Israelis, Palestinians meet in Jerusalem Fayyad a no-show

Prime Minister Benjamin Netanyahu met with representatives of the Palestinian Authority at his Jerusalem office April 17, but Palestinian Prime Minister Salam Fayyad pulled out of the meeting at the last minute, torpedoing what was set to be the highest-level talks between the sides in nearly two years.

Senior Fatah official Saeb Erekat and the head of the Palestinian General Intelligence Service, Majid Faraj, were among the delegates from the P.A. who attended. They did not give any reason for Fayyad’s absence, bu the Palestinian news agency Ma’an suggested it had something to do with a pending hunger strike by Palestinian prisoners in Israeli jails.

The Palestinians portrayed the meeting as a last-ditch effort to salvage peace talks before the U.S. election season.

“Israel and the Palestinian Authority are committed to peace,” a statement released after the meeting read.

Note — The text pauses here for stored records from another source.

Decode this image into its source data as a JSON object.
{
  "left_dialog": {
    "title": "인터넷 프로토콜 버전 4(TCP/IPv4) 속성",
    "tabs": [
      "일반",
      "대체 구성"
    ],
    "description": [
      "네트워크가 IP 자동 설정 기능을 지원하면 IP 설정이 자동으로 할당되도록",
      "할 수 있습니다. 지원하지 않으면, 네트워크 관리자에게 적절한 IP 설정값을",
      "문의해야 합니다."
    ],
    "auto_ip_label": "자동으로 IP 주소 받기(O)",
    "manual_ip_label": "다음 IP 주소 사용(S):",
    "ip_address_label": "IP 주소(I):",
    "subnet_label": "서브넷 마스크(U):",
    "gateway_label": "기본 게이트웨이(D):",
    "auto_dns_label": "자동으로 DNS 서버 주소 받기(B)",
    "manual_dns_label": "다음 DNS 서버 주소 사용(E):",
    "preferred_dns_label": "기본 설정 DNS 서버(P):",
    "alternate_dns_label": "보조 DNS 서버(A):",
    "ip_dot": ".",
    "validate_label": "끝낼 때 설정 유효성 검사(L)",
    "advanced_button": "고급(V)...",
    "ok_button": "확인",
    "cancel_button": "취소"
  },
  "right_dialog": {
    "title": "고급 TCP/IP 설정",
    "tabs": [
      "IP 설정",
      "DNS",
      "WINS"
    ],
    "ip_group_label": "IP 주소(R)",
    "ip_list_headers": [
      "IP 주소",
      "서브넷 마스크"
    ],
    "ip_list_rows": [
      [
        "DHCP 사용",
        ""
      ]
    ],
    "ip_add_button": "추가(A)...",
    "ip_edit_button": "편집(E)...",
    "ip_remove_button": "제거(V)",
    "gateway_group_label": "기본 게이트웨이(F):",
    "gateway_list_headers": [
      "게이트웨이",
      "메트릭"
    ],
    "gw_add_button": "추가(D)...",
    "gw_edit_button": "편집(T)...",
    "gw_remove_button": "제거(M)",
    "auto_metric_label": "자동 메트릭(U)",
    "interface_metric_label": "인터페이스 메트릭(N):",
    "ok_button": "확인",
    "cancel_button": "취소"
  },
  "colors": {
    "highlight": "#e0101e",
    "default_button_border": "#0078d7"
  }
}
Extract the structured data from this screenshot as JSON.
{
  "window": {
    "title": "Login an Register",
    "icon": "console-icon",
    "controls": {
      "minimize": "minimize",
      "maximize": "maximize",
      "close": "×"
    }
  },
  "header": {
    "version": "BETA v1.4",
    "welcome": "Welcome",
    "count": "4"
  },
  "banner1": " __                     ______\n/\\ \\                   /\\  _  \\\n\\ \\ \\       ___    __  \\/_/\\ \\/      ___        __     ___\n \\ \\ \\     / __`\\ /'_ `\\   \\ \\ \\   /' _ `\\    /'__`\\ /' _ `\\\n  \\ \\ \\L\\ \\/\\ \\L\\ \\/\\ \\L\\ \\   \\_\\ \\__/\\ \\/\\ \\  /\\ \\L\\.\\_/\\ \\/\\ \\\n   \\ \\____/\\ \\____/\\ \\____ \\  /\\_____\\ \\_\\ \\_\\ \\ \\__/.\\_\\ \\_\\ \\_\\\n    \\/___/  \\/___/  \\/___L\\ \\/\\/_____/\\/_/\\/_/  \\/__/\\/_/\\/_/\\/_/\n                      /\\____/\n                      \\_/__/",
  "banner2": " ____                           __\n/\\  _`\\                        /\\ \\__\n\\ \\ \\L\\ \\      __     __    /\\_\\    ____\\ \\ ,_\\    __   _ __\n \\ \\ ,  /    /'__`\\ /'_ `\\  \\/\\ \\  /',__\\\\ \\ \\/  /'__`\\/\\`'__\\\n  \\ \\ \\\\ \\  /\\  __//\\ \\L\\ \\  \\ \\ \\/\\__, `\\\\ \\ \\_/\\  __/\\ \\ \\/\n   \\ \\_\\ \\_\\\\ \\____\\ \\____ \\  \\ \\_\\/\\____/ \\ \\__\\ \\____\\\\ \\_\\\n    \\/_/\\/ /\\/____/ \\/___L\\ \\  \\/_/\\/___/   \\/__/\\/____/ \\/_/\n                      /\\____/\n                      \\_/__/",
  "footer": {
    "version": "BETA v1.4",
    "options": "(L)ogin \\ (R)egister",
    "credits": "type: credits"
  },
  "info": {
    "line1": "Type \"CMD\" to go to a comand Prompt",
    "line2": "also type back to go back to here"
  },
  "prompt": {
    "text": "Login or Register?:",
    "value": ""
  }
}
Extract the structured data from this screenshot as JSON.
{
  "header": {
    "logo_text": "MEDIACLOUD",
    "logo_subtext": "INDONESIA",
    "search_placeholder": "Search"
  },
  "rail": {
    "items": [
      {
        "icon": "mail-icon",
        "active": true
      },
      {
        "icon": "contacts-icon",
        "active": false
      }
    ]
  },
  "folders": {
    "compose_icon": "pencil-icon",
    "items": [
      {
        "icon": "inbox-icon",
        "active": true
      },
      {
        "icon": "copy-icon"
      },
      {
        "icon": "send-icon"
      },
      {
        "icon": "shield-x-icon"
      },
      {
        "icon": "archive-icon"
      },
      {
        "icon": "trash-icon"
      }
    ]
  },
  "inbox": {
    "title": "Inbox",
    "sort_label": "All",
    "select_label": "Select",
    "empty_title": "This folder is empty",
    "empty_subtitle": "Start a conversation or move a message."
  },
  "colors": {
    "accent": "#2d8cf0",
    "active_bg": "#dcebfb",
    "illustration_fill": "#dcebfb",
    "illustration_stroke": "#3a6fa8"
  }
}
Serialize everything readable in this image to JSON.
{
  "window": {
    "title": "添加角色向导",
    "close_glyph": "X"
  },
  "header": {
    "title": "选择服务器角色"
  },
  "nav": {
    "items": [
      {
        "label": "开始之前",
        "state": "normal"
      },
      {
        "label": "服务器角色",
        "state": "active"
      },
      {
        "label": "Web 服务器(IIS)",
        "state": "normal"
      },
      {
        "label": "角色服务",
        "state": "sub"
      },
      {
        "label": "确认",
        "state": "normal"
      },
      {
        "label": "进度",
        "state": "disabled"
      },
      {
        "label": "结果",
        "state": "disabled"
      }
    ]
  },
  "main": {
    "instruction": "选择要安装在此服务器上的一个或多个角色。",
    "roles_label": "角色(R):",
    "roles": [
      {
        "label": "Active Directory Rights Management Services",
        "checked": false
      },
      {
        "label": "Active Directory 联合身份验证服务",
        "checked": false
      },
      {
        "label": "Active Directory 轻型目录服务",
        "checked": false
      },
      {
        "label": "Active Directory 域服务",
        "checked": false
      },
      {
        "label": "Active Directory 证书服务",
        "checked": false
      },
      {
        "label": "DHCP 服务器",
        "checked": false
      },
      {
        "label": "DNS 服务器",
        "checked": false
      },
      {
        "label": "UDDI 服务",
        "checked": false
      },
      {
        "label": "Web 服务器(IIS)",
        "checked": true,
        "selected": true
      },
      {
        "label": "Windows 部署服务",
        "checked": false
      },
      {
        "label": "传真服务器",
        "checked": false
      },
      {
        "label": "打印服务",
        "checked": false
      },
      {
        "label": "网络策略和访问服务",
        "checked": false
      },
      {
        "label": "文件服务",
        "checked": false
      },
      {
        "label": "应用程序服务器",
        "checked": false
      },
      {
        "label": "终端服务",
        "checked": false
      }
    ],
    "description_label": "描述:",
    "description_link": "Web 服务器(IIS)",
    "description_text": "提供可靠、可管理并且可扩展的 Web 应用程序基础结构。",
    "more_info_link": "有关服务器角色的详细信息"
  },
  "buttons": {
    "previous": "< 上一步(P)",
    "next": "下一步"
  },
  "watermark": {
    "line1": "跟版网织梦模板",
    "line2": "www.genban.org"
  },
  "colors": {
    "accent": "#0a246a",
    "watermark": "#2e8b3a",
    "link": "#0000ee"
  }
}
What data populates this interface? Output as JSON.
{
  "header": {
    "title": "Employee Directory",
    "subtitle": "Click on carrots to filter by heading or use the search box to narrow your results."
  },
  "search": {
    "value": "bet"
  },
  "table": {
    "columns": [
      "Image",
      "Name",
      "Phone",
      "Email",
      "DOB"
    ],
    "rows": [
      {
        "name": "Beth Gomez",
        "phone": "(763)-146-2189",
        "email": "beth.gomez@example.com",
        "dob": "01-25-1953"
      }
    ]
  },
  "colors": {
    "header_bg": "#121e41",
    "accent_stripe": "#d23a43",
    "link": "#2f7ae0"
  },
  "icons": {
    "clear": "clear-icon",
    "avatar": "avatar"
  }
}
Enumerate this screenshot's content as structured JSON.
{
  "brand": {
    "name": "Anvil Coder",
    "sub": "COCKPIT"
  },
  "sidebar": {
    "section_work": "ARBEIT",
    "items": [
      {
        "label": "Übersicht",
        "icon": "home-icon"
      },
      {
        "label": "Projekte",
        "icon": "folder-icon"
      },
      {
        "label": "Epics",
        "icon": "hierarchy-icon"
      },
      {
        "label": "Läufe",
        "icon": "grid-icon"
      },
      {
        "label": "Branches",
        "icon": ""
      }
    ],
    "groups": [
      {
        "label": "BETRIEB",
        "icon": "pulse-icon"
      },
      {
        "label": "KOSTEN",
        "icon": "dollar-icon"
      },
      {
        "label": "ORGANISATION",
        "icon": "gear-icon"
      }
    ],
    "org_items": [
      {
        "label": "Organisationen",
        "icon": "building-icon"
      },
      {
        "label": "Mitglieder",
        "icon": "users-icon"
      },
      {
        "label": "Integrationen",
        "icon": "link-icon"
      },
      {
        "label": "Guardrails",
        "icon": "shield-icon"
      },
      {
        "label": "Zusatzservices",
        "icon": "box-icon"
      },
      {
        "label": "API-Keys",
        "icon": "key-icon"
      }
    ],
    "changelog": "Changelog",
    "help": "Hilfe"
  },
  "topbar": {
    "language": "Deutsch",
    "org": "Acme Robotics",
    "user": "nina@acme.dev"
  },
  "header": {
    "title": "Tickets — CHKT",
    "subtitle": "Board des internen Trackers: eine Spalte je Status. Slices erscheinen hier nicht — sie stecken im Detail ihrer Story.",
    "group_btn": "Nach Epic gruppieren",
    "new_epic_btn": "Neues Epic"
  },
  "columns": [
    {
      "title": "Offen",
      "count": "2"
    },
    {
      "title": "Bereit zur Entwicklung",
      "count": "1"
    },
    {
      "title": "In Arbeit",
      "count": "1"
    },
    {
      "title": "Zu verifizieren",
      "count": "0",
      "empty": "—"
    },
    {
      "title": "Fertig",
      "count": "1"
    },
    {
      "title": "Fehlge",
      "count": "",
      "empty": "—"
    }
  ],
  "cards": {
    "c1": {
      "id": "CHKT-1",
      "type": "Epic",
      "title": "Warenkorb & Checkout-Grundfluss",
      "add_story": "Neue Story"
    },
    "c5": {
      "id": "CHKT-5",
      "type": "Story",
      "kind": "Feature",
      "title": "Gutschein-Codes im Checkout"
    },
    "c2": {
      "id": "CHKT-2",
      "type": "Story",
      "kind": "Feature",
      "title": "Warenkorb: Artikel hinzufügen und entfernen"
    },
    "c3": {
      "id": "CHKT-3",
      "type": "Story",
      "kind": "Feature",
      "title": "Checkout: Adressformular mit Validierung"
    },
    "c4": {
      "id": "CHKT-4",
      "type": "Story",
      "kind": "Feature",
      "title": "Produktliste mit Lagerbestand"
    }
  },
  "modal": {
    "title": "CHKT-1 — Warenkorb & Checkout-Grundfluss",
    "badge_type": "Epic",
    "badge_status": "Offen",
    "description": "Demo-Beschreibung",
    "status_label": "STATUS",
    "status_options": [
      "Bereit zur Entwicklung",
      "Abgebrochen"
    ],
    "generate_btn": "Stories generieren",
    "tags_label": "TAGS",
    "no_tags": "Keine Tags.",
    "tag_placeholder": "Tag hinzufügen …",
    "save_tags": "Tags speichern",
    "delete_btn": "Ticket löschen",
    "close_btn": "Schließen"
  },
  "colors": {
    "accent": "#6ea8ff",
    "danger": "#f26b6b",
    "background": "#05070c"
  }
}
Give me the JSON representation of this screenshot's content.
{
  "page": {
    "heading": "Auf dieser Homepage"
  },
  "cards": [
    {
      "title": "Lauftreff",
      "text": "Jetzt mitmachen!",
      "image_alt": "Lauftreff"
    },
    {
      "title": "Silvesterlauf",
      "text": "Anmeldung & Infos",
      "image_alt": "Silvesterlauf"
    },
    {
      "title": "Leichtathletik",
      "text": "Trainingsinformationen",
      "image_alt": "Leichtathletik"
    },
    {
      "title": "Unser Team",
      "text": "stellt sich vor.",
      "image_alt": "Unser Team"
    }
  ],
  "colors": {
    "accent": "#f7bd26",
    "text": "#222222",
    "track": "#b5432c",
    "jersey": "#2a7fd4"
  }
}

The Palestinian officials handed Netanyahu a letter from Palestinian President Mahmoud Abbas outlining the Palestinians’ conditions for jump-starting the peace process. The prime minister is expected to reply within the next couple of weeks.

The meeting lasted a little over an hour.

Israeli officials said the missive delivered by the Palestinians does not include any new or surprising details. They said Netanyahu aide and chief negotatiator Yitzhak Molcho is expected to deliver a letter to the Palestinians in about two weeks outlining Israel’s position on the peace process.

Substantive negotiations collapsed more than three years ago. The Palestinians say there can be no negotiations as long as Israel continues to build in territories they claim for their future state. Israel says talks should resume without preconditions.

The letter says Israel must freeze all settlement construction and accept its pre-1967 war boundaries as the basis for the borders of a future Palestine, with mutually agreed upon modifications.

Abbas has said in recent days the letter also accuses Israel of undermining the Palestinian Authority, his autonomy government that rules in parts of the West Bank.

Speaking to reporters in Colombo, Sri Lanka, Abbas said he was hopeful for progress.

“We will tell [Netanyahu] that he should commit to stop settlements and to recognize the two-state solution based on the 1967 borders and then we will return to the negotiating table,” he said. “He has intensified the settlements, and the solution was to send him the letter in which we stress the status quo cannot continue, and we can’t accept it forever.”

Foreign Minister Avigdor Lieberman said that Abbas is not interested in reaching a peace agreement with Israel and accused the Palestinians of blaming Israel for their woes instead of working to solve their internal problems.